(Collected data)
>>>
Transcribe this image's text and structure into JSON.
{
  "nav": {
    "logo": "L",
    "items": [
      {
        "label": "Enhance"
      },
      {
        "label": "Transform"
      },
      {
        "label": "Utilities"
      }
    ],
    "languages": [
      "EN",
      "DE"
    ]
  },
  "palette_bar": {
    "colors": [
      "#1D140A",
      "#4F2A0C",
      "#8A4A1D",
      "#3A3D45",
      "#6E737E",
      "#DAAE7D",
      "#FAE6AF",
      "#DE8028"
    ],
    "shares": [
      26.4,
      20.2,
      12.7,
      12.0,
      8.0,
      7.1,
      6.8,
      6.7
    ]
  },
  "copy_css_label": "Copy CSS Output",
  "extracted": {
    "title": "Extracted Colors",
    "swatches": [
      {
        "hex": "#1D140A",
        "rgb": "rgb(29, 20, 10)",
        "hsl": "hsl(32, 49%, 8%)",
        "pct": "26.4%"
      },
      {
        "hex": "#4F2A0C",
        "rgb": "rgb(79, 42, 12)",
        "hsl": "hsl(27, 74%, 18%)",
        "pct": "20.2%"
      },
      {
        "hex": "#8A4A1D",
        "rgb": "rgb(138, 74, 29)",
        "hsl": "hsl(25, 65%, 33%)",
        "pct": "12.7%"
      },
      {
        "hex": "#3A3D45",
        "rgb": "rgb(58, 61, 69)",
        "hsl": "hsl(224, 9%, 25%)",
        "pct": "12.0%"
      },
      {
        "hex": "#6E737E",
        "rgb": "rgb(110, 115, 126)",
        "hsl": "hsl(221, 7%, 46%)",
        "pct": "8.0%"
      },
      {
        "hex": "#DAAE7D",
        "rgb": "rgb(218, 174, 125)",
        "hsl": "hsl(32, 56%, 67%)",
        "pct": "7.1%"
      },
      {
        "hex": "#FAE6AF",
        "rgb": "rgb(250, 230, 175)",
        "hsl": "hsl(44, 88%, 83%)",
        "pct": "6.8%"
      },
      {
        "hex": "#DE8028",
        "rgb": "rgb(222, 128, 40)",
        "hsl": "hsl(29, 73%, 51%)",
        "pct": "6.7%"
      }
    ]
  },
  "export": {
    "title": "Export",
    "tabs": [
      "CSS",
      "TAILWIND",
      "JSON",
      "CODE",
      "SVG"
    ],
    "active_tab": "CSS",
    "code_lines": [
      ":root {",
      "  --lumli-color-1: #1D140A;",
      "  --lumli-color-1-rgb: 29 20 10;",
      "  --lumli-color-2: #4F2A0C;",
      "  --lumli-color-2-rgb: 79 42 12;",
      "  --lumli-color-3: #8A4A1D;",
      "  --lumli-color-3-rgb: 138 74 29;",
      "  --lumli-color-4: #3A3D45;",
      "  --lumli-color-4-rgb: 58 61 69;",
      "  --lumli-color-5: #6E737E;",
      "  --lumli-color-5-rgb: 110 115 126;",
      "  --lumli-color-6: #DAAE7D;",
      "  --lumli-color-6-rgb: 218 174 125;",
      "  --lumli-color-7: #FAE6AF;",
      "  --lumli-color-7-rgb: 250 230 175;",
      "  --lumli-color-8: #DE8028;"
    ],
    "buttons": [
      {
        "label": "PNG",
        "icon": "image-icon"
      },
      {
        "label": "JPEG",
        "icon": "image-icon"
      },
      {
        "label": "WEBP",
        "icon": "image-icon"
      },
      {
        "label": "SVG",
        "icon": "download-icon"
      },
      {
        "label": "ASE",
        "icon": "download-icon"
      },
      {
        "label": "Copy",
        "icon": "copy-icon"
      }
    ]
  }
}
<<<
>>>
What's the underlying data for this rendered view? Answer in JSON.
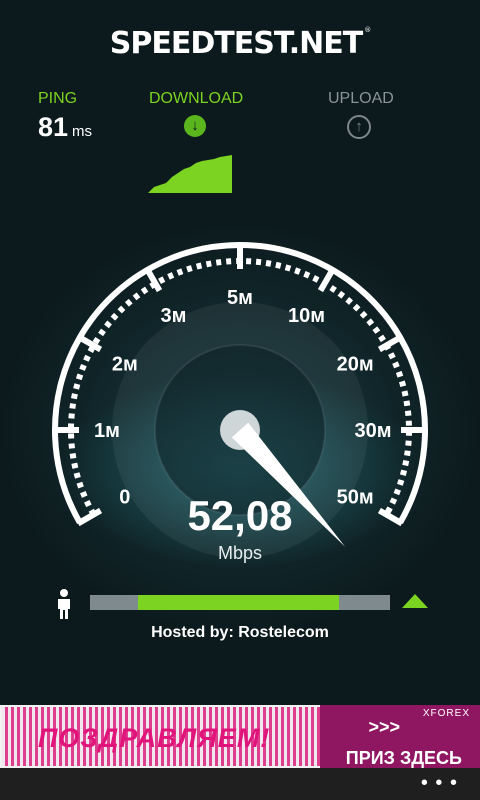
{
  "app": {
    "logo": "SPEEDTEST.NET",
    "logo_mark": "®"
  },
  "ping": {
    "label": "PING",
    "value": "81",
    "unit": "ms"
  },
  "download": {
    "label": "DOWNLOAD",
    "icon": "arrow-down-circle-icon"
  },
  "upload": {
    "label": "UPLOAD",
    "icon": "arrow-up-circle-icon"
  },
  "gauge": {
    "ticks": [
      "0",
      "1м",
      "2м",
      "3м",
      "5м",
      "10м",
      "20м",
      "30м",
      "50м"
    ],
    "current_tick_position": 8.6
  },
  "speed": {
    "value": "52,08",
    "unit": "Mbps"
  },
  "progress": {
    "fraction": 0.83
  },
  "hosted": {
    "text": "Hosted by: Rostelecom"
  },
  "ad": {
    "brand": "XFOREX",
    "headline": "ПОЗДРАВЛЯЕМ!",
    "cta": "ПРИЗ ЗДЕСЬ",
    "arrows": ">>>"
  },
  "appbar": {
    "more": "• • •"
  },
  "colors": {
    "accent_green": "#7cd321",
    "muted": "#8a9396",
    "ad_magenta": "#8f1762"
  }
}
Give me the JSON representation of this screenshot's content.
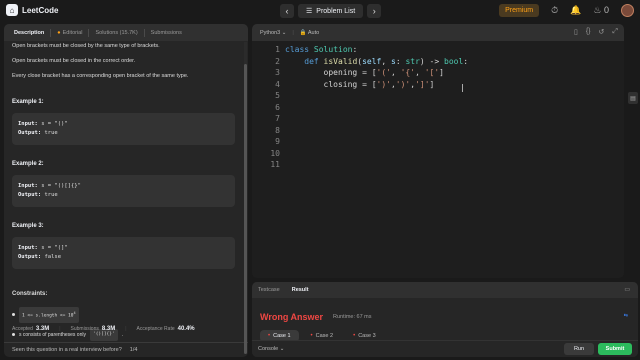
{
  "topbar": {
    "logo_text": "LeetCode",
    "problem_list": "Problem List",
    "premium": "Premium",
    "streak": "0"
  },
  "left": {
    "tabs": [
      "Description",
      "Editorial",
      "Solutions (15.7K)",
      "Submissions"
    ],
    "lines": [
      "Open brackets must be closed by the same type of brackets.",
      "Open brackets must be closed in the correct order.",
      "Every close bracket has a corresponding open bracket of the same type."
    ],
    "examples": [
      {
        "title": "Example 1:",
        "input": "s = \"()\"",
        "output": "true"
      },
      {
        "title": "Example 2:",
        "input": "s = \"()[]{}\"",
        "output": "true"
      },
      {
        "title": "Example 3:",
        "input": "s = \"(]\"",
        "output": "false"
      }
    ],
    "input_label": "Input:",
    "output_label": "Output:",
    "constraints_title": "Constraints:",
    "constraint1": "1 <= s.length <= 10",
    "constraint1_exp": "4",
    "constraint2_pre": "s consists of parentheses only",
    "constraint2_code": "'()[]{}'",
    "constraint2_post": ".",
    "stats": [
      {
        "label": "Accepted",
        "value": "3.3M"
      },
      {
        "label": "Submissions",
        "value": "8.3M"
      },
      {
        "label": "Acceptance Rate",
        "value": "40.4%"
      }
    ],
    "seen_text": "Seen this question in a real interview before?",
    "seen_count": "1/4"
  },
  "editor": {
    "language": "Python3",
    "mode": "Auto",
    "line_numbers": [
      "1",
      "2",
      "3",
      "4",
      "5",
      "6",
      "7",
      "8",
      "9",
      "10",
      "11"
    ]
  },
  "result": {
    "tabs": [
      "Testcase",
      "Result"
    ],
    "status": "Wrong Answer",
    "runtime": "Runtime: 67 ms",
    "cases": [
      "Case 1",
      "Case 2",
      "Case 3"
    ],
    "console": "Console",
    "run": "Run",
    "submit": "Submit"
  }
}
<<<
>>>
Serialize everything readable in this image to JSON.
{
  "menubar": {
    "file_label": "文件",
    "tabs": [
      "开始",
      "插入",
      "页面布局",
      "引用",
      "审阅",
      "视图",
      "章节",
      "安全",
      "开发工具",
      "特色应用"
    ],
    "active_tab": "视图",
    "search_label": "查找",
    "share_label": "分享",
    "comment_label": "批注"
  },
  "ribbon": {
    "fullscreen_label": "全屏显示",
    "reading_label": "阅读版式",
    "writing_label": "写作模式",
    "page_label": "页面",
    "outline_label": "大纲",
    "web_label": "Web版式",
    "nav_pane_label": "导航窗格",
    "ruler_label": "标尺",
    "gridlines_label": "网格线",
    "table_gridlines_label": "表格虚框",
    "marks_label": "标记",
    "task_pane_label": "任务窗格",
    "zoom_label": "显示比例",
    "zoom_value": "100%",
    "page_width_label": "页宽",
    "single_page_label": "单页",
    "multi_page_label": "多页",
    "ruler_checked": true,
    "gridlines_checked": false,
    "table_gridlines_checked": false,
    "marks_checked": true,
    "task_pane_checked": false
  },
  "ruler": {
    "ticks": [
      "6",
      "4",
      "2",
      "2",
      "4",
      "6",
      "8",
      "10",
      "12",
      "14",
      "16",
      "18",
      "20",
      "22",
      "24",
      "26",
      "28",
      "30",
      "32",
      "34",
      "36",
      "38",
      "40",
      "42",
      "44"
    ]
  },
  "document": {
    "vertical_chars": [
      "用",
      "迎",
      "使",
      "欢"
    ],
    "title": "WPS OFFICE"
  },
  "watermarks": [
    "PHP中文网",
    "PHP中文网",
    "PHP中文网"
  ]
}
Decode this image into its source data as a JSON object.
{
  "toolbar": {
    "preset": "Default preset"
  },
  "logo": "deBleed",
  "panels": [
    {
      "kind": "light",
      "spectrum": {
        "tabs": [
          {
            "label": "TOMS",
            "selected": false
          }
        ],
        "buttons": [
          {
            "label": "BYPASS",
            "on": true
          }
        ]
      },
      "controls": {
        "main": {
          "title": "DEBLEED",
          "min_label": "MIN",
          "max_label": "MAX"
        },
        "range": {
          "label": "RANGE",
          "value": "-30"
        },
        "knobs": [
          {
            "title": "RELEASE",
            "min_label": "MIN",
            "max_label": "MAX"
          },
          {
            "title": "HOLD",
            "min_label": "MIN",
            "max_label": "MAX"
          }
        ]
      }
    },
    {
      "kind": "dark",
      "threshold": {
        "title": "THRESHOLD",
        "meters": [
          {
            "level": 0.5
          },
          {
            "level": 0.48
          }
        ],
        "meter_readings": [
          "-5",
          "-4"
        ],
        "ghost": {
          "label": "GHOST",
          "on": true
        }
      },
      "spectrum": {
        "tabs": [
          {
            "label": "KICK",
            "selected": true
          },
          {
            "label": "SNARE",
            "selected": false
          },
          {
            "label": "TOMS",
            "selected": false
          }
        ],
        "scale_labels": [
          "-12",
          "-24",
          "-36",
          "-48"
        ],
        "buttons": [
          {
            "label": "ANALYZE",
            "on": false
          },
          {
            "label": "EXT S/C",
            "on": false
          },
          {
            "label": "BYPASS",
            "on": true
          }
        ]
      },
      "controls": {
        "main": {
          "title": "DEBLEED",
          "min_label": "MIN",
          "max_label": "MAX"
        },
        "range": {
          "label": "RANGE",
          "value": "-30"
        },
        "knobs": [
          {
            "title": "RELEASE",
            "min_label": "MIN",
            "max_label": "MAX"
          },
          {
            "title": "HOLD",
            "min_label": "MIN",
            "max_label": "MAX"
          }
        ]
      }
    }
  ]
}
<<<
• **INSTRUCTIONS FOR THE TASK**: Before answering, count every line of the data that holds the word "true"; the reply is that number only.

• **OUTPUT OF THE TASK**: 8